=== REQUIRED ACTION ===
Every record below is to be retyped exactly.
━━━━━━━━━━━━━━━━
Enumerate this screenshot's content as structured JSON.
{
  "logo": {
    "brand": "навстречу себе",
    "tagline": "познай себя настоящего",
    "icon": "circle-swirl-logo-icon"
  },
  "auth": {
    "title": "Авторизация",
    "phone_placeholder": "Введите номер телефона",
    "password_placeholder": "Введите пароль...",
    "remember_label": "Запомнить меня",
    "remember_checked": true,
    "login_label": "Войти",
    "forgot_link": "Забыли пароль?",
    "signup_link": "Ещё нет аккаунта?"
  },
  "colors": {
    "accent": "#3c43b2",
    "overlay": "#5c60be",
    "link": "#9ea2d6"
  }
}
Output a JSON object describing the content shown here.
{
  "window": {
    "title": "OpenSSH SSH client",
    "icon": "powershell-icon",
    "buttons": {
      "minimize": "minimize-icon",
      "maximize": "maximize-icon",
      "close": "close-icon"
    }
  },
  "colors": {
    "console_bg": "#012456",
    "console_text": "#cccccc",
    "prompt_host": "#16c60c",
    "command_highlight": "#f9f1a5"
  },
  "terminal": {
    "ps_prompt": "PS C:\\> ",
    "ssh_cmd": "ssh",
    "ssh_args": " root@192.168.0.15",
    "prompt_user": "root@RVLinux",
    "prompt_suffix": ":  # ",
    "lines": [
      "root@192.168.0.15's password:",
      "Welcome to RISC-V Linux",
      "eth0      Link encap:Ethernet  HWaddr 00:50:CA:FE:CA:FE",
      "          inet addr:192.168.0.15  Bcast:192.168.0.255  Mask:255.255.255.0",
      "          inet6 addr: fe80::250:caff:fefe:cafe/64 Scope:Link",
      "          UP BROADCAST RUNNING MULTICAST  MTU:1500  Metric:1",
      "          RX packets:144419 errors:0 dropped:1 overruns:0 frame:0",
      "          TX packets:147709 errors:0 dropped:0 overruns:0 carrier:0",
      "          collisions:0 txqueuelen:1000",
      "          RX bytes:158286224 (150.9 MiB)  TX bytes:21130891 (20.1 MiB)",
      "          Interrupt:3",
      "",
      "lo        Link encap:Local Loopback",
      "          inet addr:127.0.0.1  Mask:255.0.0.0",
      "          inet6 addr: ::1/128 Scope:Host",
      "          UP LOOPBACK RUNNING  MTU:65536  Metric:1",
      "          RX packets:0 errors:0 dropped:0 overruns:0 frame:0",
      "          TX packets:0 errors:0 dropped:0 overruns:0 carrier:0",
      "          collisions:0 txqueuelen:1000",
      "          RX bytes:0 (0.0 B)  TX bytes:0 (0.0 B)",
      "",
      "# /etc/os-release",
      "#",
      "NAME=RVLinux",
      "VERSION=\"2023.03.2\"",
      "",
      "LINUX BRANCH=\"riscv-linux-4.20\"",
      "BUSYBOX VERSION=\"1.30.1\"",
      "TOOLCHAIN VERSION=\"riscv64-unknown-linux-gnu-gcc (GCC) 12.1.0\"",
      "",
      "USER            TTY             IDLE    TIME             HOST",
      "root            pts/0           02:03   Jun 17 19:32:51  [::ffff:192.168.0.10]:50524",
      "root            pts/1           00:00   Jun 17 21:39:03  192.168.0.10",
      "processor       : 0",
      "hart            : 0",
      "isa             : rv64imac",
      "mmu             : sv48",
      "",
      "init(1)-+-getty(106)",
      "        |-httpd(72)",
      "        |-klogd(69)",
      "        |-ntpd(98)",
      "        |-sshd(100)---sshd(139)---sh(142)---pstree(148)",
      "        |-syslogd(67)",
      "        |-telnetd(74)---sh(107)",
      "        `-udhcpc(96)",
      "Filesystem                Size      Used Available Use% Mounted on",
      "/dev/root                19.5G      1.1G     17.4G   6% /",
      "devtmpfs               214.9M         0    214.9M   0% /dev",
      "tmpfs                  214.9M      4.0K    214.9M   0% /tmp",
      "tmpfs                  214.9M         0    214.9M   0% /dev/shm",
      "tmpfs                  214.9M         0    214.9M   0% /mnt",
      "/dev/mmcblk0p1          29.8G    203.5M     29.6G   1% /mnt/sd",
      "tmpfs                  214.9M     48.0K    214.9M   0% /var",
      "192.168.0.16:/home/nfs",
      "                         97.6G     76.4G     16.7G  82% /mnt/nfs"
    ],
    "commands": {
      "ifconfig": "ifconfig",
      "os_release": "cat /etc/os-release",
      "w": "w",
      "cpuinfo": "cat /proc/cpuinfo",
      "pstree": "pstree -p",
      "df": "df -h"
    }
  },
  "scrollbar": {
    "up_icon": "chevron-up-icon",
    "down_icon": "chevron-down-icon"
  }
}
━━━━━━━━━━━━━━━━
=== RESULT ===
Enumerate this screenshot's content as structured JSON.
{
  "logo": {
    "brand": "навстречу себе",
    "tagline": "познай себя настоящего",
    "icon": "circle-swirl-logo-icon"
  },
  "auth": {
    "title": "Авторизация",
    "phone_placeholder": "Введите номер телефона",
    "password_placeholder": "Введите пароль...",
    "remember_label": "Запомнить меня",
    "remember_checked": true,
    "login_label": "Войти",
    "forgot_link": "Забыли пароль?",
    "signup_link": "Ещё нет аккаунта?"
  },
  "colors": {
    "accent": "#3c43b2",
    "overlay": "#5c60be",
    "link": "#9ea2d6"
  }
}
Output a JSON object describing the content shown here.
{
  "window": {
    "title": "OpenSSH SSH client",
    "icon": "powershell-icon",
    "buttons": {
      "minimize": "minimize-icon",
      "maximize": "maximize-icon",
      "close": "close-icon"
    }
  },
  "colors": {
    "console_bg": "#012456",
    "console_text": "#cccccc",
    "prompt_host": "#16c60c",
    "command_highlight": "#f9f1a5"
  },
  "terminal": {
    "ps_prompt": "PS C:\\> ",
    "ssh_cmd": "ssh",
    "ssh_args": " root@192.168.0.15",
    "prompt_user": "root@RVLinux",
    "prompt_suffix": ":  # ",
    "lines": [
      "root@192.168.0.15's password:",
      "Welcome to RISC-V Linux",
      "eth0      Link encap:Ethernet  HWaddr 00:50:CA:FE:CA:FE",
      "          inet addr:192.168.0.15  Bcast:192.168.0.255  Mask:255.255.255.0",
      "          inet6 addr: fe80::250:caff:fefe:cafe/64 Scope:Link",
      "          UP BROADCAST RUNNING MULTICAST  MTU:1500  Metric:1",
      "          RX packets:144419 errors:0 dropped:1 overruns:0 frame:0",
      "          TX packets:147709 errors:0 dropped:0 overruns:0 carrier:0",
      "          collisions:0 txqueuelen:1000",
      "          RX bytes:158286224 (150.9 MiB)  TX bytes:21130891 (20.1 MiB)",
      "          Interrupt:3",
      "",
      "lo        Link encap:Local Loopback",
      "          inet addr:127.0.0.1  Mask:255.0.0.0",
      "          inet6 addr: ::1/128 Scope:Host",
      "          UP LOOPBACK RUNNING  MTU:65536  Metric:1",
      "          RX packets:0 errors:0 dropped:0 overruns:0 frame:0",
      "          TX packets:0 errors:0 dropped:0 overruns:0 carrier:0",
      "          collisions:0 txqueuelen:1000",
      "          RX bytes:0 (0.0 B)  TX bytes:0 (0.0 B)",
      "",
      "# /etc/os-release",
      "#",
      "NAME=RVLinux",
      "VERSION=\"2023.03.2\"",
      "",
      "LINUX BRANCH=\"riscv-linux-4.20\"",
      "BUSYBOX VERSION=\"1.30.1\"",
      "TOOLCHAIN VERSION=\"riscv64-unknown-linux-gnu-gcc (GCC) 12.1.0\"",
      "",
      "USER            TTY             IDLE    TIME             HOST",
      "root            pts/0           02:03   Jun 17 19:32:51  [::ffff:192.168.0.10]:50524",
      "root            pts/1           00:00   Jun 17 21:39:03  192.168.0.10",
      "processor       : 0",
      "hart            : 0",
      "isa             : rv64imac",
      "mmu             : sv48",
      "",
      "init(1)-+-getty(106)",
      "        |-httpd(72)",
      "        |-klogd(69)",
      "        |-ntpd(98)",
      "        |-sshd(100)---sshd(139)---sh(142)---pstree(148)",
      "        |-syslogd(67)",
      "        |-telnetd(74)---sh(107)",
      "        `-udhcpc(96)",
      "Filesystem                Size      Used Available Use% Mounted on",
      "/dev/root                19.5G      1.1G     17.4G   6% /",
      "devtmpfs               214.9M         0    214.9M   0% /dev",
      "tmpfs                  214.9M      4.0K    214.9M   0% /tmp",
      "tmpfs                  214.9M         0    214.9M   0% /dev/shm",
      "tmpfs                  214.9M         0    214.9M   0% /mnt",
      "/dev/mmcblk0p1          29.8G    203.5M     29.6G   1% /mnt/sd",
      "tmpfs                  214.9M     48.0K    214.9M   0% /var",
      "192.168.0.16:/home/nfs",
      "                         97.6G     76.4G     16.7G  82% /mnt/nfs"
    ],
    "commands": {
      "ifconfig": "ifconfig",
      "os_release": "cat /etc/os-release",
      "w": "w",
      "cpuinfo": "cat /proc/cpuinfo",
      "pstree": "pstree -p",
      "df": "df -h"
    }
  },
  "scrollbar": {
    "up_icon": "chevron-up-icon",
    "down_icon": "chevron-down-icon"
  }
}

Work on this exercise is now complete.